Stripper tools are specific to carp fishing and enable anglers to strip the outer coating off of coated hook link materials. The design varies greatly by the manufacturers that make them.
Some are cheaply made and can break easily, while the more expensive tools will last longer. Buying a terminal tackle multi-tool with many uses other than stripping hook link coating can be beneficial.
Knot pullers are an integral tool for your rig box if you plan on tieing your own carp fishing rigs. They are simple tools, normally comprised of two parts, a hook and a handle. Knot pullers allow anglers to tighten down small knots on finicky carp fishing rigs without the worry of hooking their fingers or hands.
Knot puller tools can be purchased separately or in a carp fishing rig multi-tool, much the same as the stripper tool.
PVA String, PVA Swivels & PVA Bag Stems
Although PVA String isn’t classified as terminal tackle, some other terminal tackle accessories pair well with PVA Products.
My rig kit always has a spool of PVA String as I always seem to be faced with conditions where I use it often.
PVA Swivels are a neat product that are quite useful when using PVA Mesh. They can be used quite effectively on the opposite side of an inline lead to creating a nice helicopter rig setup.
PVA Bag Stems
PVA Bag Stems greatly prevent tangles when fishing with bulky PVA Bags. The stems also provide a nice stiff point to moisten and seal PVA Bags before casting.
Where to Buy Carp Fishing Terminal Tackle?
Now that you’ve read about all the bits and bobs carp anglers have access to, where is the best place to buy it?
If you’re just starting out and want to get your hands on most carp fishing end tackle, I suggest picking up a cheaper premade kit from Amazon or Ali Express. The quality won’t be quite the same as the higher-end brands, but with these kits, you can quickly decide which pieces of the expensive stuff you should order.
For more information and our recommendations on which exact end tackle is best. Head on over to our Recommended Gear Page and Check out the Terminal Tackle Section.
What are the Best Brands for Carp Fishing Terminal Tackle?
If you know exactly what you want and have decided to order some more expensive quality pieces of end tackle, you won’t go wrong with any of the brands listed below.
Some of the best quality terminal tackle I’ve used is designed and made by Nash. Pricey, but you pay for top-quality that won’t fail in important situations.
The most innovative designer of carp fishing tackle, you can’t go wrong with Korda. Everything bit of end tackle you need can be found in their lineup.
Although not as big as other brands, Gardner Tackle has some of the best quality tackle items on the market. Each item in their lineup has stood up to the test of time.

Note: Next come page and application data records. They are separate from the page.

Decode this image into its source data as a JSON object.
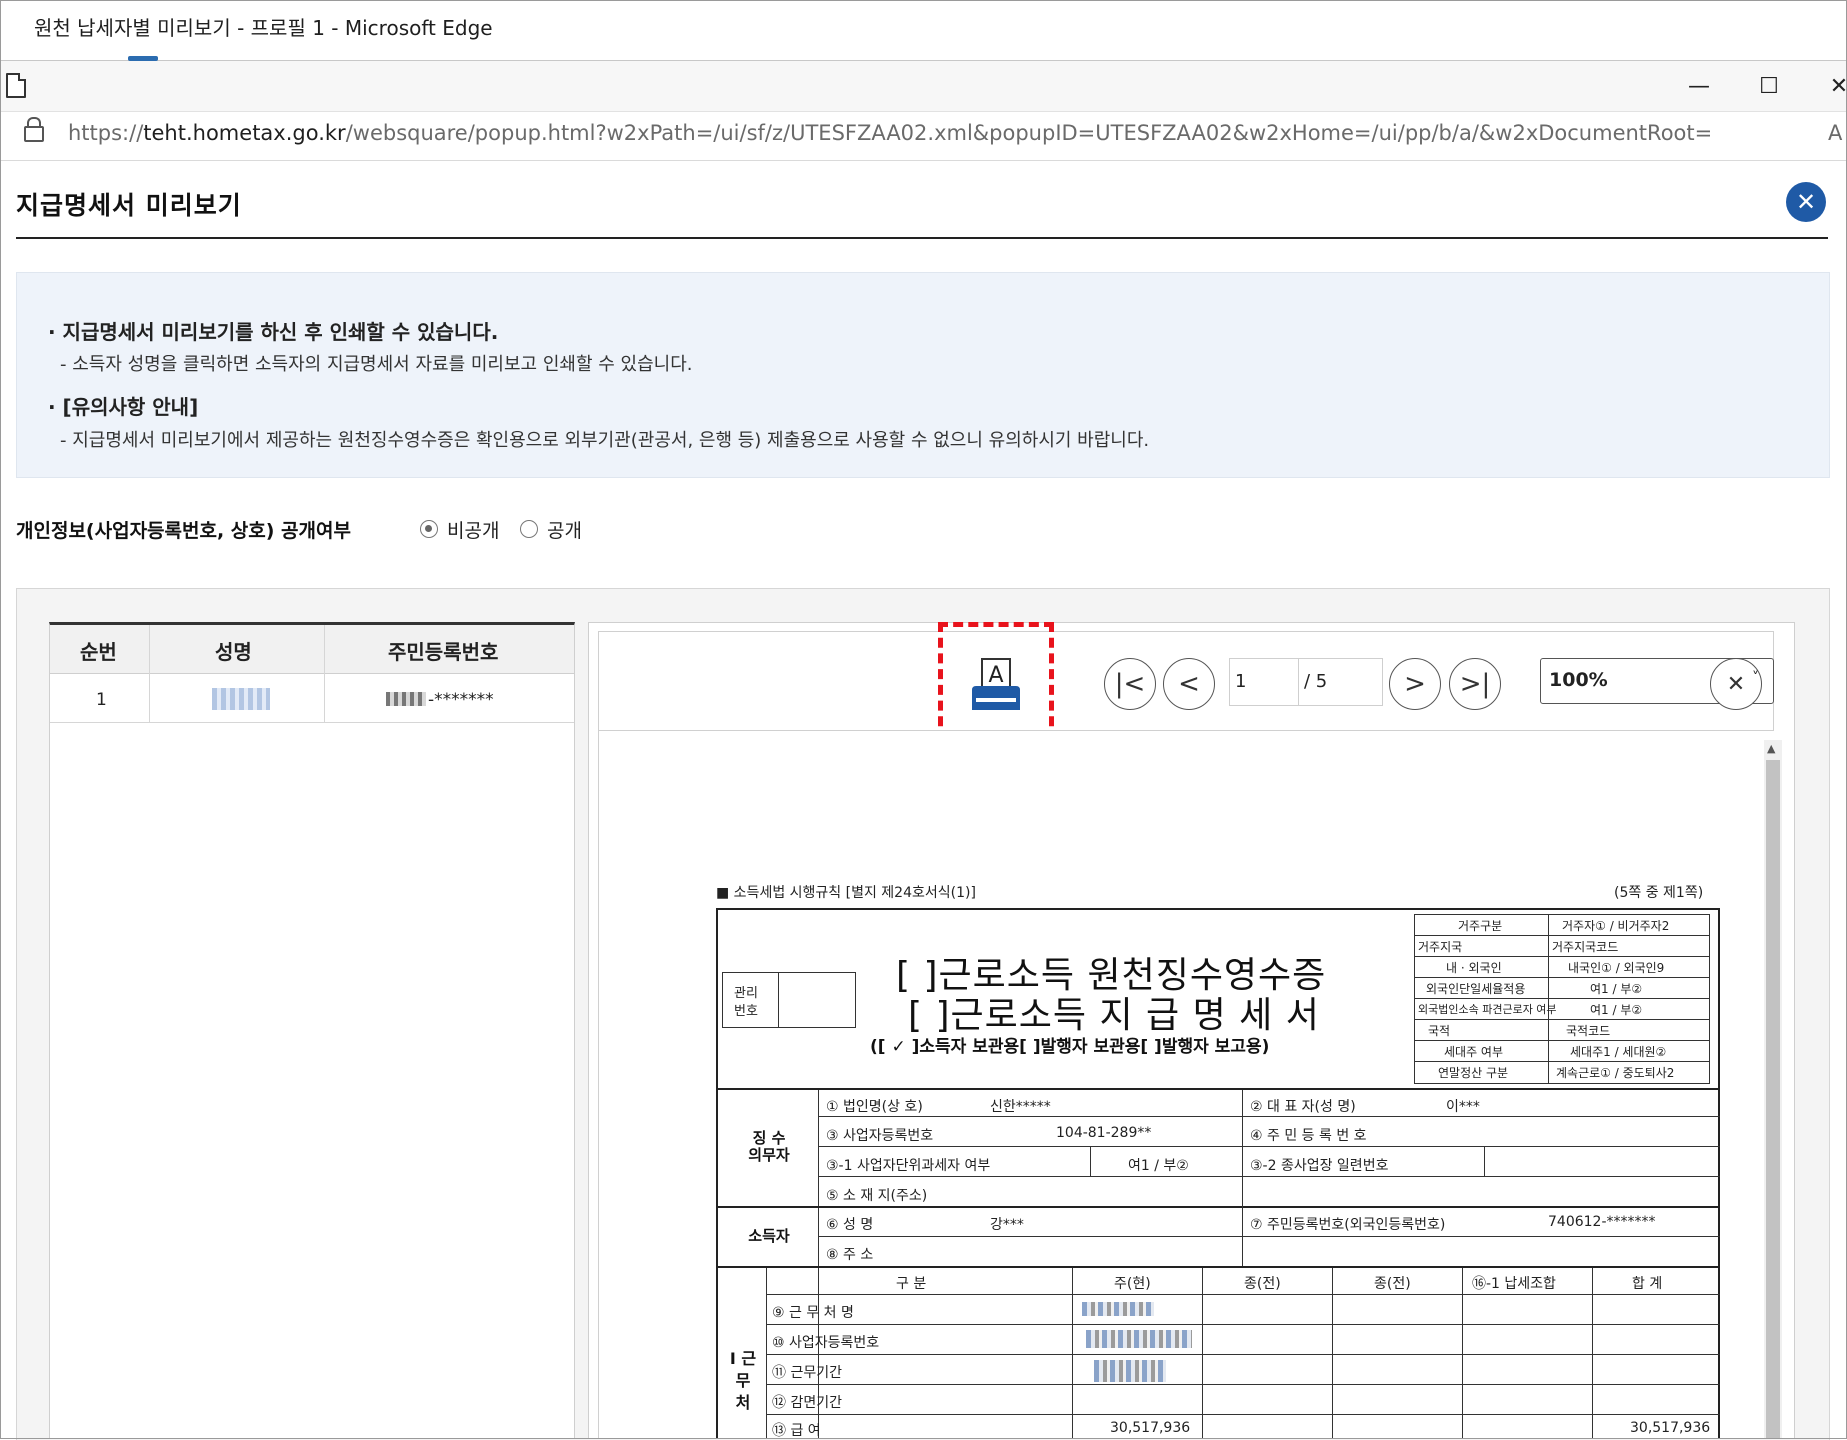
{
  "window": {
    "title": "원천 납세자별 미리보기 - 프로필 1 - Microsoft Edge",
    "url_prefix": "https://",
    "url_host": "teht.hometax.go.kr",
    "url_path": "/websquare/popup.html?w2xPath=/ui/sf/z/UTESFZAA02.xml&popupID=UTESFZAA02&w2xHome=/ui/pp/b/a/&w2xDocumentRoot=",
    "url_overflow": "A",
    "minimize": "—",
    "maximize": "☐",
    "close": "✕"
  },
  "popup": {
    "title": "지급명세서 미리보기",
    "close_icon": "✕"
  },
  "info": {
    "bullet1": "· 지급명세서 미리보기를 하신 후 인쇄할 수 있습니다.",
    "sub1": "- 소득자 성명을 클릭하면 소득자의 지급명세서 자료를 미리보고 인쇄할 수 있습니다.",
    "bullet2": "· [유의사항 안내]",
    "sub2": "- 지급명세서 미리보기에서 제공하는 원천징수영수증은 확인용으로 외부기관(관공서, 은행 등) 제출용으로 사용할 수 없으니 유의하시기 바랍니다."
  },
  "privacy": {
    "label": "개인정보(사업자등록번호, 상호) 공개여부",
    "options": [
      "비공개",
      "공개"
    ],
    "selected": "비공개"
  },
  "list": {
    "headers": [
      "순번",
      "성명",
      "주민등록번호"
    ],
    "rows": [
      {
        "no": "1",
        "id_suffix": "-*******"
      }
    ]
  },
  "viewer": {
    "page_current": "1",
    "page_total": "/ 5",
    "zoom": "100%",
    "first_icon": "|<",
    "prev_icon": "<",
    "next_icon": ">",
    "last_icon": ">|",
    "clear_icon": "✕",
    "caret": "˅"
  },
  "document": {
    "law_ref": "■ 소득세법 시행규칙 [별지 제24호서식(1)]",
    "page_ref": "(5쪽 중 제1쪽)",
    "mgmt_label_1": "관리",
    "mgmt_label_2": "번호",
    "title1": "[  ]근로소득 원천징수영수증",
    "title2": "[  ]근로소득 지 급 명 세 서",
    "copy_type": "([ ✓ ]소득자 보관용[     ]발행자 보관용[     ]발행자 보고용)",
    "meta": [
      [
        "거주구분",
        "거주자① / 비거주자2"
      ],
      [
        "거주지국",
        "거주지국코드"
      ],
      [
        "내 · 외국인",
        "내국인① / 외국인9"
      ],
      [
        "외국인단일세율적용",
        "여1 / 부②"
      ],
      [
        "외국법인소속 파견근로자 여부",
        "여1 / 부②"
      ],
      [
        "국적",
        "국적코드"
      ],
      [
        "세대주 여부",
        "세대주1 / 세대원②"
      ],
      [
        "연말정산 구분",
        "계속근로① / 중도퇴사2"
      ]
    ],
    "payer_label_1": "징 수",
    "payer_label_2": "의무자",
    "f1_label": "① 법인명(상  호)",
    "f1_value": "신한*****",
    "f2_label": "② 대 표 자(성  명)",
    "f2_value": "이***",
    "f3_label": "③ 사업자등록번호",
    "f3_value": "104-81-289**",
    "f4_label": "④ 주 민 등 록 번 호",
    "f3_1_label": "③-1 사업자단위과세자 여부",
    "f3_1_value": "여1 / 부②",
    "f3_2_label": "③-2 종사업장 일련번호",
    "f5_label": "⑤ 소 재 지(주소)",
    "earner_label": "소득자",
    "f6_label": "⑥ 성        명",
    "f6_value": "강***",
    "f7_label": "⑦ 주민등록번호(외국인등록번호)",
    "f7_value": "740612-*******",
    "f8_label": "⑧ 주        소",
    "work_label": "Ⅰ 근 무 처",
    "grid_headers": [
      "구    분",
      "주(현)",
      "종(전)",
      "종(전)",
      "⑯-1 납세조합",
      "합  계"
    ],
    "grid_rows": [
      "⑨ 근  무  처  명",
      "⑩ 사업자등록번호",
      "⑪ 근무기간",
      "⑫ 감면기간",
      "⑬ 급        여"
    ],
    "salary_main": "30,517,936",
    "salary_total": "30,517,936"
  },
  "colors": {
    "accent": "#1f5aa6",
    "highlight": "#e8131c",
    "info_bg": "#eef3fa",
    "print_icon": "#1f5aa6"
  }
}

Fox International will have every bit of terminal tackle you can think of. Quality, performance and looks are good and a little easier on the pocketbook to boot.
Aptus Tackle is my go-to terminal tackle. Top quality, environmentally friendly packaging and top-notch customer service. The biggest brands aren’t always the best.
I’ve spent a lot of money over the years ordering and trying bits here and there, I can honestly say there is a difference between price, quality and performance when it comes to carp fishing end tackle.